When boilers operate, they rely on drafts to push combustion gases out of internal chambers so that they are safely and effectively vented to the outside. The regulation of drafts is critical to boiler performance; too little draft can cause overheating of combustion chambers, carbon monoxide leaks, and other dangerous equipment malfunctions. Too much draft can be costly– inefficient heating can lead to increased operating costs, and equipment lifespan is significantly reduced.
A mechanical draft is created by blowers and fans as opposed to environmental elements, commonly referred to as natural draft. Dampers are used to regulate mechanical draft and keep a heating system running safely and optimally. With a multiple boiler system, manual dampers are an ideal choice because they can be adjusted at each boiler and are therefore great for keeping the draft constant throughout a stack. With no manual dampers in place, it is actually very difficult to maintain consistency because the draft drops off the further you move away from a chimney stack. They are also great for adjusting airflow when external conditions affect draft. Therefore, as long as manual dampers are utilized properly, they are completely acceptable and suitable for mechanical draft applications.

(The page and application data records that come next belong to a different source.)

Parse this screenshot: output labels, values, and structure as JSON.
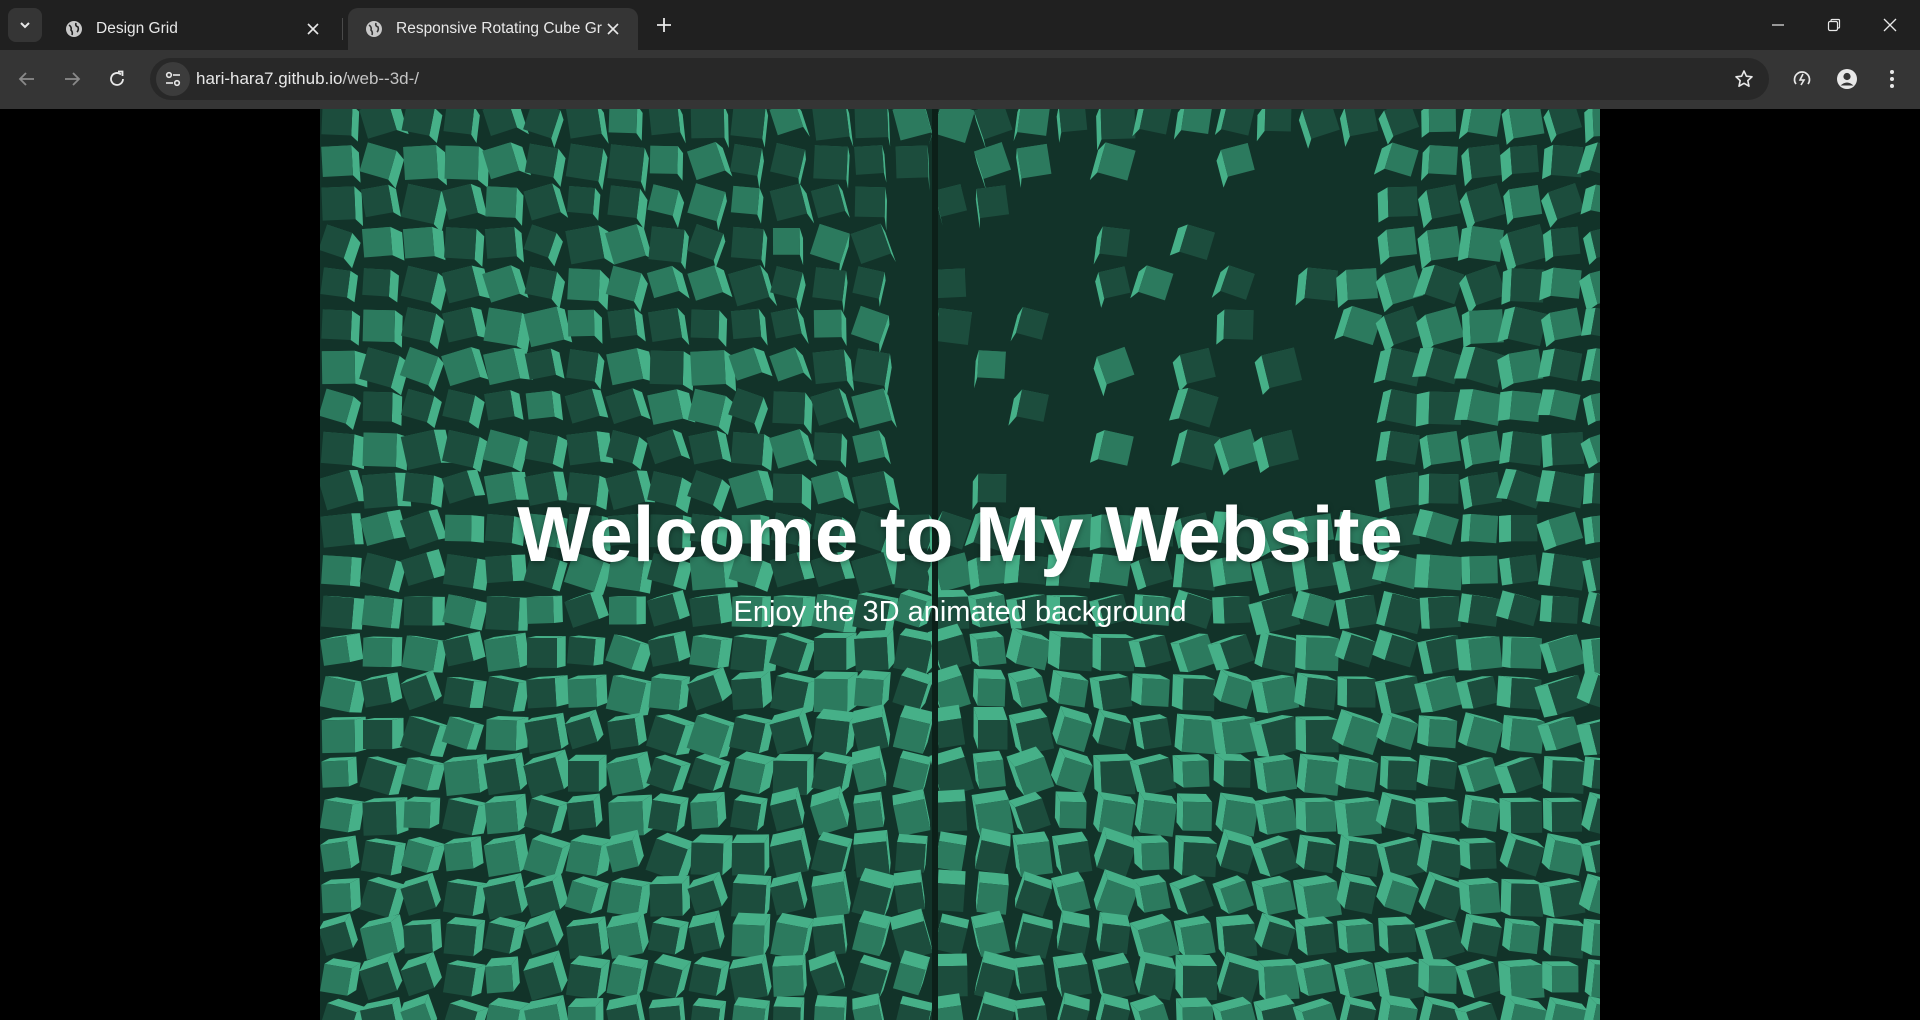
{
  "browser": {
    "tabs": [
      {
        "title": "Design Grid",
        "active": false
      },
      {
        "title": "Responsive Rotating Cube Grid",
        "active": true
      }
    ],
    "address": {
      "host": "hari-hara7.github.io",
      "path": "/web--3d-/"
    }
  },
  "page": {
    "heading": "Welcome to My Website",
    "subheading": "Enjoy the 3D animated background"
  },
  "colors": {
    "cube_light": "#46b088",
    "cube_mid": "#2c7a5e",
    "cube_dark": "#1c4d3d",
    "scene_bg": "#123329"
  }
}
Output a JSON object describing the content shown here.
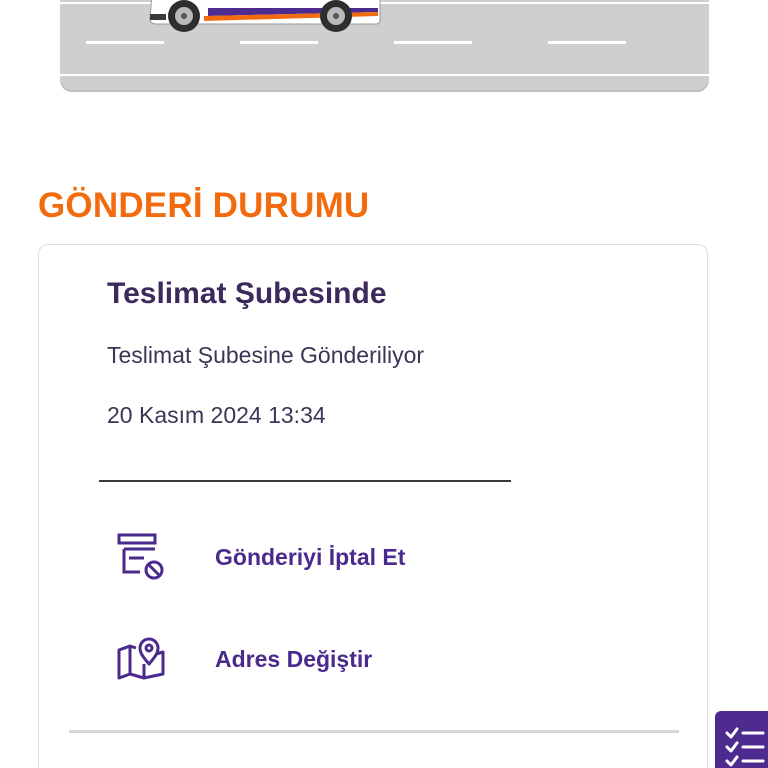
{
  "illustration": {
    "icon": "delivery-van-illustration",
    "colors": {
      "road": "#cfcfcf",
      "van_body": "#ffffff",
      "van_stripe_orange": "#f26b0f",
      "van_stripe_purple": "#4d2b8f"
    }
  },
  "shipment_status": {
    "heading": "GÖNDERİ DURUMU",
    "status_title": "Teslimat Şubesinde",
    "status_description": "Teslimat Şubesine Gönderiliyor",
    "status_date": "20 Kasım 2024 13:34"
  },
  "actions": [
    {
      "label": "Gönderiyi İptal Et",
      "icon": "cancel-shipment-icon"
    },
    {
      "label": "Adres Değiştir",
      "icon": "map-pin-icon"
    }
  ],
  "fab": {
    "icon": "checklist-icon"
  },
  "colors": {
    "accent_orange": "#f26b0f",
    "brand_purple": "#4d2b8f",
    "title_text": "#3c2a5c"
  }
}
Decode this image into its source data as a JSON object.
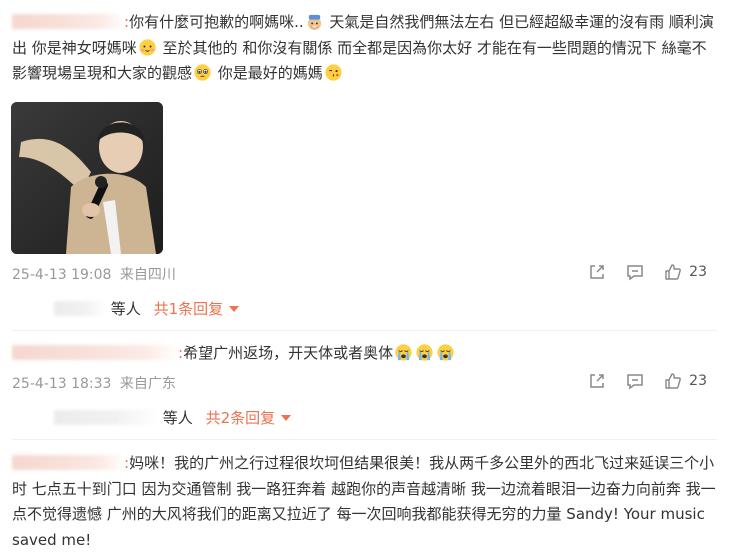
{
  "comments": [
    {
      "prefix": ":",
      "text_a": "你有什麼可抱歉的啊媽咪..",
      "text_b": " 天氣是自然我們無法左右 但已經超級幸運的沒有雨 順利演出 你是神女呀媽咪",
      "text_c": " 至於其他的 和你沒有關係 而全都是因為你太好 才能在有一些問題的情況下 絲毫不影響現場呈現和大家的觀感",
      "text_d": " 你是最好的媽媽",
      "time": "25-4-13 19:08",
      "source": "来自四川",
      "likes": "23",
      "reply_suffix": "等人",
      "reply_count": "共1条回复"
    },
    {
      "prefix": ":",
      "text_a": "希望广州返场，开天体或者奥体",
      "time": "25-4-13 18:33",
      "source": "来自广东",
      "likes": "23",
      "reply_suffix": "等人",
      "reply_count": "共2条回复"
    },
    {
      "prefix": ":",
      "text_a": "妈咪！我的广州之行过程很坎坷但结果很美！我从两千多公里外的西北飞过来延误三个小时 七点五十到门口 因为交通管制 我一路狂奔着  越跑你的声音越清晰 我一边流着眼泪一边奋力向前奔 我一点不觉得遗憾 广州的大风将我们的距离又拉近了 每一次回响我都能获得无穷的力量 Sandy! Your music saved me!"
    }
  ],
  "icons": [
    "share-icon",
    "comment-icon",
    "like-icon"
  ],
  "colors": {
    "accent": "#eb7350",
    "meta": "#999999",
    "text": "#333333"
  }
}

Unlike manual draft dampers that need to be monitored and manually opened or closed, automatic vent dampers have a small motor that opens and shuts itself without human intervention. A programmed pressure sensor triggers these dampers to automatically adjust; they open when additional draft is needed and close to avoid over-draft. The overall function of automatic dampers is the same as the manual alternatives: regulating draft to vent combustion gases to the outside.
So, what are the benefits of using automatic dampers?
• Money savings: Once a boiler turns off, the damper closes, preventing escaping heat that can be used for heat recovery.
• Increased efficiency: Consistently regulating draft allows boilers to perform at maximum potential.
• Ease of use: Automatic dampers are self-regulated and can be controlled remotely if needed, eliminating the need for constant monitoring.
• Safety backup: A safety interlock closes when the damper is open and if the switch does not close, the burner will not ignite.
While the best type of damper for each HVAC installation varies depending on the specific conditions of the boiler system, automatic dampers are widely successful in balancing draft in an efficient and safe manner.